That is why the Bishop of Kumbo leaves no stone unturned in search of a solution to the problems of the Catholic school and the Catholic teacher. On March 30, 2008 an educational process was launched in all the parishes of the Diocese of Kumbo, through which the Priests, Religious Men and Women, teachers, members of the Parents’ and Teachers’ Associations and the Education Commission, explained to Christian communities that Catholic schools belong to them and they are obliged to work tirelessly towards their survival. It is hoped that this sensitisation will make parents realise the need to pay fees and make other financial contributions to ensure the survival of Catholic schools and Catholic teachers.

The transparent managements of resources by administrators, is also indispensable. This will give a sense of satisfaction and fulfilment to both the teachers and the managers. Parents need to be reminded of their obligation to bring up their children in the Catholic faith. Convinced of this obligation, parents will be able to send their children to Catholic schools where this is guaranteed and pay higher fees to enable the Church to educate their children. The Catholic teacher has an enormous task to offer quality and faith-based education to their pupils. It is the duty of the Government to provide for the education of her citizens.
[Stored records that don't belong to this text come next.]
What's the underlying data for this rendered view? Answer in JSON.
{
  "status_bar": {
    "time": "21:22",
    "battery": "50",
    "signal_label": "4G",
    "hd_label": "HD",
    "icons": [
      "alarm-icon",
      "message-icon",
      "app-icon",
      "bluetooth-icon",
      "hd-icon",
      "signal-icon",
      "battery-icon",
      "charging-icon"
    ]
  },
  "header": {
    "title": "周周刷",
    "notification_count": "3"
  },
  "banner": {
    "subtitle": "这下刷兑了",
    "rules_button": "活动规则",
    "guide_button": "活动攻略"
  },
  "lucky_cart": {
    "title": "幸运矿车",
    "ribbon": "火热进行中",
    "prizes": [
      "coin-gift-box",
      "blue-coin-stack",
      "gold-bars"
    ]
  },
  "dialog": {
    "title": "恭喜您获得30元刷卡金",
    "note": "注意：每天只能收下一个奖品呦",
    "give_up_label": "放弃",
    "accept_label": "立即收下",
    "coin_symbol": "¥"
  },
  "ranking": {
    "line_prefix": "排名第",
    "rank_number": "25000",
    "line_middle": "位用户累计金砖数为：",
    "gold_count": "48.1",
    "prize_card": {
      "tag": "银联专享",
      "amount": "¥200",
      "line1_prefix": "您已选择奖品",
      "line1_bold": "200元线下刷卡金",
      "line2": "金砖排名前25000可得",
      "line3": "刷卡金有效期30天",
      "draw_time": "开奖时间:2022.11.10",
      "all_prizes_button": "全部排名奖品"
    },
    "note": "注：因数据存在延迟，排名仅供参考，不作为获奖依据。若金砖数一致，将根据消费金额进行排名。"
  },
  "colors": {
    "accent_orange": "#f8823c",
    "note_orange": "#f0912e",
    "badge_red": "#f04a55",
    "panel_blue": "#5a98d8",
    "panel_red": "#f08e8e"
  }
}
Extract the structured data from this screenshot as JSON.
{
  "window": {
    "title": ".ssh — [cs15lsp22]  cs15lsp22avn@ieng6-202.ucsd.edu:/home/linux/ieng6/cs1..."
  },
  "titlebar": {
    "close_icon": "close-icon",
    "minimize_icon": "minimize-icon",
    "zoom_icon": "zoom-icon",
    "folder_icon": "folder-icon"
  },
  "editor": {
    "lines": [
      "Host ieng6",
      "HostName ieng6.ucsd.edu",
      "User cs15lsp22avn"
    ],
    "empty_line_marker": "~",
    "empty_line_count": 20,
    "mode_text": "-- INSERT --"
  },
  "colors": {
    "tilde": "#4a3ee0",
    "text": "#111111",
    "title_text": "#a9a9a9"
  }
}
It is important to take note that although Government subvention to Private Education has dwindled and is not promptly disbursed, the Government always makes the effort to allocate it. We are close to the end of the 2007/2008 School Year and we have only received 71 percent of the subvention allocated for the 2006 Financial Year, to say nothing of the 2007 Financial Year! With the recent 15 percent increase in the salaries of civil servants, we hope that the Government will do well to increase the subvention package so that teachers of the Private Sector can be paid equal salaries with their counterparts in Government schools.

The Government teacher and the teacher of the Private Sector offer the same service to the State – educating the Cameroonian child. Is there any reason why Government teachers should be paid salaries about 5 times more than those of the teachers of the Private Sector? It is undeniable the Church runs schools for the purpose of evangelisation. This explains why the Church opens schools in the most remote areas of our country, places where those who run schools for the purpose of making profit would not go. We know that the Cameroon Government has made a lot of effort to bring education nearer to the people by opening schools in every community.

We also know that there are Government schools that do not have teachers because the few posted to remote schools spend most of their time chasing dossiers and salaries or running businesses in townships. The Catholic teacher, on the contrary, is very dedicated to his/her job in spite of the fact that they are not well paid. In dealing with teachers Priests need to function as pastors of souls, bearing in mind the fact that being called ‘Father’ does not only connote a title of respect, but a certain and conscious fatherly approach in dealing with the flock entrusted to their care. The Catholic teacher in particular, and every teacher who takes his/her job seriously, deserves to be congratulated on his/her careful, conscious and focused task of moulding consciences and raising responsible citizens and leaders of society.

We call on our Members of Parliament and the leaders of our country to give due and favourable attention to the cry of Private Education Agencies and to the teacher of the Private Sector and encourage him/her in his/her noble teaching profession!

April 24, 2008